Stored items:
-- Opening Marker --

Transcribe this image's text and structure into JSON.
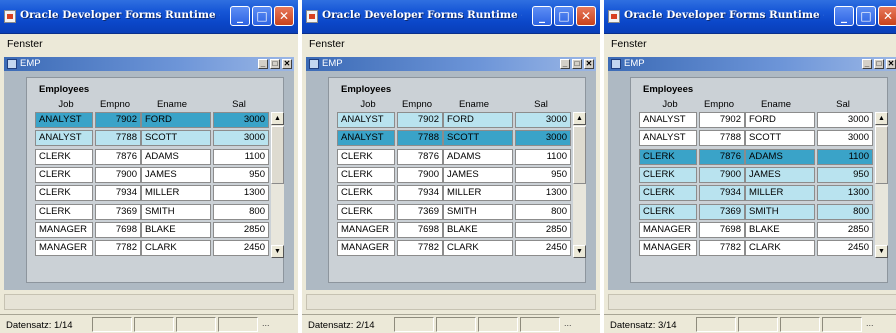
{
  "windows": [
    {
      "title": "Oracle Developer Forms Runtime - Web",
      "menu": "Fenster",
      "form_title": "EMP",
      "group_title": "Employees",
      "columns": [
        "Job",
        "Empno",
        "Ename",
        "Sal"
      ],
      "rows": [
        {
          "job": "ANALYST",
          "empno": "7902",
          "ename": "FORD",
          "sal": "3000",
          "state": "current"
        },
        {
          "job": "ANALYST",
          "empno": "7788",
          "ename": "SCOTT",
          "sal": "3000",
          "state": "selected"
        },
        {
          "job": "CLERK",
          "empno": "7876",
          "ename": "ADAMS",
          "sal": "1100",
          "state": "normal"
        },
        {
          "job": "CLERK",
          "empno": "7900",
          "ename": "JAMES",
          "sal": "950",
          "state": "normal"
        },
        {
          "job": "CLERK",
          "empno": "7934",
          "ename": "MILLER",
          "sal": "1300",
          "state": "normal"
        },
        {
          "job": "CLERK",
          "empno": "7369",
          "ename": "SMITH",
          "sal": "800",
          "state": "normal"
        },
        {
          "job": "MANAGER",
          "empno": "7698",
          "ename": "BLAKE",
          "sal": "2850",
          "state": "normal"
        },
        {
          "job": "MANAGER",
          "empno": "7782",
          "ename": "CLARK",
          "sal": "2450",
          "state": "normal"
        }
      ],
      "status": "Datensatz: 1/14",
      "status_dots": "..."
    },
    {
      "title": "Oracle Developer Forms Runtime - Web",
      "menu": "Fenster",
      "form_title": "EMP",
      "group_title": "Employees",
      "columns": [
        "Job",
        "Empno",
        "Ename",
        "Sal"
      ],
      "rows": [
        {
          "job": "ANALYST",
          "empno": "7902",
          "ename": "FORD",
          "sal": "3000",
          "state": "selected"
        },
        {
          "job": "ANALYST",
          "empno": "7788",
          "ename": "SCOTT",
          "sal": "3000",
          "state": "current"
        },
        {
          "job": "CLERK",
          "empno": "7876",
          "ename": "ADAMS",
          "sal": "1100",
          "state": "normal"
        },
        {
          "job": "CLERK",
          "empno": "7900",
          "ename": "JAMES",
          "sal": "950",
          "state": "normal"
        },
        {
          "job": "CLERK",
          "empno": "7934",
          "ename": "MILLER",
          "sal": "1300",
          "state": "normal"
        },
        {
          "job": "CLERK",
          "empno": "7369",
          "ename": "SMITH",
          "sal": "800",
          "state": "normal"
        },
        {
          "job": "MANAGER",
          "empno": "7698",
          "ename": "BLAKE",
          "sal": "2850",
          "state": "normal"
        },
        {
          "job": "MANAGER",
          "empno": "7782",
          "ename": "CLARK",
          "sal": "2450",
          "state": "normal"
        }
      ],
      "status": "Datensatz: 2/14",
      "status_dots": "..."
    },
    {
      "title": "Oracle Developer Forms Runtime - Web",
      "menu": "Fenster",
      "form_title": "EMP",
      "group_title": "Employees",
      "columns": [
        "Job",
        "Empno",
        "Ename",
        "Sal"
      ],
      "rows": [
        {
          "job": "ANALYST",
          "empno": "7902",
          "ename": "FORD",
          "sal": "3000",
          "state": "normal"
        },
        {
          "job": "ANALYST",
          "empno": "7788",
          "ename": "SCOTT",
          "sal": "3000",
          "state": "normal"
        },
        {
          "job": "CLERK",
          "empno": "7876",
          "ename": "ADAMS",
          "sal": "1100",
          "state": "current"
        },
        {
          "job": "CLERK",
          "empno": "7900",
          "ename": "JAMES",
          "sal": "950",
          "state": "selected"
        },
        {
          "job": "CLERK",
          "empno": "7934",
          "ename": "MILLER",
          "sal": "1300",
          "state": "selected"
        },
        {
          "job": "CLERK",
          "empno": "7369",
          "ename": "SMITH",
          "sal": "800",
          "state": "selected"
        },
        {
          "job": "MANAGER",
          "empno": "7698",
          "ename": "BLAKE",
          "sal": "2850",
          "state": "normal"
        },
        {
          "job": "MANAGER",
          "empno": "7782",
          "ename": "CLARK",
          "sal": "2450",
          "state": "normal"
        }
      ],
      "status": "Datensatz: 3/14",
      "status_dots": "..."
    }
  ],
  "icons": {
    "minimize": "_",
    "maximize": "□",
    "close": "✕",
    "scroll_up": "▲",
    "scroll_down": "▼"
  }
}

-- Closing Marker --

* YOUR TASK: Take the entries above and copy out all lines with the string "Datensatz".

* ANSWER TO THE EXERCISE:
      "status": "Datensatz: 1/14",
      "status": "Datensatz: 2/14",
      "status": "Datensatz: 3/14",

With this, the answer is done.